14 thoughts on “Review: Marmot Tungsten UL 2P Backpacking Tent”

  1. Hello, thank you for the review. I am considering this tent but I am confused about two things: is it free or semi free standing tent? Also, one of the reviews said it is not a tub floor which causes problems in wetter environment. What’s your opinion, please? Thank you ☺️. Ella

  2. So you mention there are no guylines or loops to stake out. What if you bought your own guylines, would there be anywhere on the tent to attach them?

    • I bought a few plastic clamp clips made for tent use on AliExpress. These clips have a flat clamp surface and a hole in the tail for looping a short guyline. I clamp such guylines for both the end walls of the rainfly. It is advised to add a small piece of plastic or nylon between the clamp and the end rainfly wall material to prevent wear or damage to the rainfly wall. Cheap solution. I think the biggest problem is pitching the tent in the rain to keep the inner tent dry so I bought the footprint. This adds more costs to the tent.

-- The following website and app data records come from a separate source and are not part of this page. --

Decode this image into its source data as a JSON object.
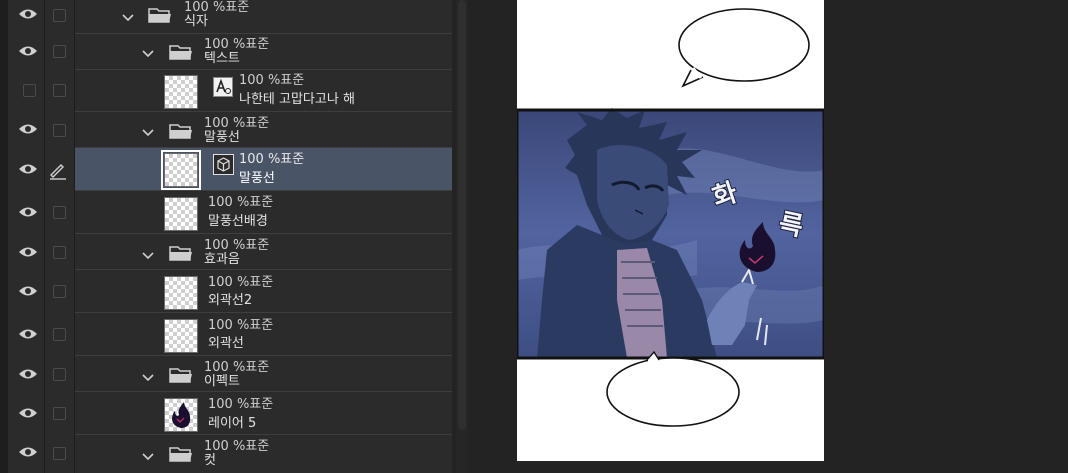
{
  "layers": [
    {
      "kind": "folder",
      "mode": "100 %표준",
      "name": "식자",
      "visible": true
    },
    {
      "kind": "folder",
      "mode": "100 %표준",
      "name": "텍스트",
      "visible": true
    },
    {
      "kind": "text",
      "mode": "100 %표준",
      "name": "나한테 고맙다고나 해",
      "visible": false,
      "type_icon": "text-layer-icon"
    },
    {
      "kind": "folder",
      "mode": "100 %표준",
      "name": "말풍선",
      "visible": true
    },
    {
      "kind": "balloon",
      "mode": "100 %표준",
      "name": "말풍선",
      "visible": true,
      "selected": true,
      "type_icon": "vector-layer-icon"
    },
    {
      "kind": "raster",
      "mode": "100 %표준",
      "name": "말풍선배경",
      "visible": true
    },
    {
      "kind": "folder",
      "mode": "100 %표준",
      "name": "효과음",
      "visible": true
    },
    {
      "kind": "raster",
      "mode": "100 %표준",
      "name": "외곽선2",
      "visible": true
    },
    {
      "kind": "raster",
      "mode": "100 %표준",
      "name": "외곽선",
      "visible": true
    },
    {
      "kind": "folder",
      "mode": "100 %표준",
      "name": "이펙트",
      "visible": true
    },
    {
      "kind": "raster",
      "mode": "100 %표준",
      "name": "레이어 5",
      "visible": true,
      "thumb": "flame"
    },
    {
      "kind": "folder",
      "mode": "100 %표준",
      "name": "컷",
      "visible": true
    }
  ],
  "canvas": {
    "sfx_text": [
      "화",
      "륵"
    ],
    "panel_colors": {
      "sky": "#4a5a8c",
      "character": "#2c3a5c",
      "border": "#111111"
    }
  },
  "colors": {
    "selected_row": "#4a5467",
    "panel_bg": "#2b2b2b"
  }
}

  3. I keep seeing different packed weights on this tent, some saying its 3lbs 10 oz packed. Any info on actual packed weight?

    • Hi Brian,

      Good question. The weight I provide for a tent is always based on placing the key components on my home scale (which is precise): just the inner tent/canopy, rainfly, and poles, which is often described as the “minimum trail weight” or by a similarl term. (For a tent that pitches with trekking poles, I don’t include the weight of the trekking poles, just the tent pieces.) Most reviewers do that to give readers an apples-to-apples comparison because the amount and weight of other pieces that normally come with a tent, like stakes and guylines, can vary, which doesn’t offer a fair comparison.

      The “packed weight” refers to everything included. So with stakes, etc., this tent could be 3 lbs. 10 oz. But use the minimum trail weight to get a better comparison.

      Good luck.

  4. Great write up, I have been searching for a new suitable backpacking tent, and had it down to a list of 4, Mutha, Copper Spur, T Wall and this one. Found this 3 p version on sale for $290, a deal that the other brands could not come close to. Fingers crossed.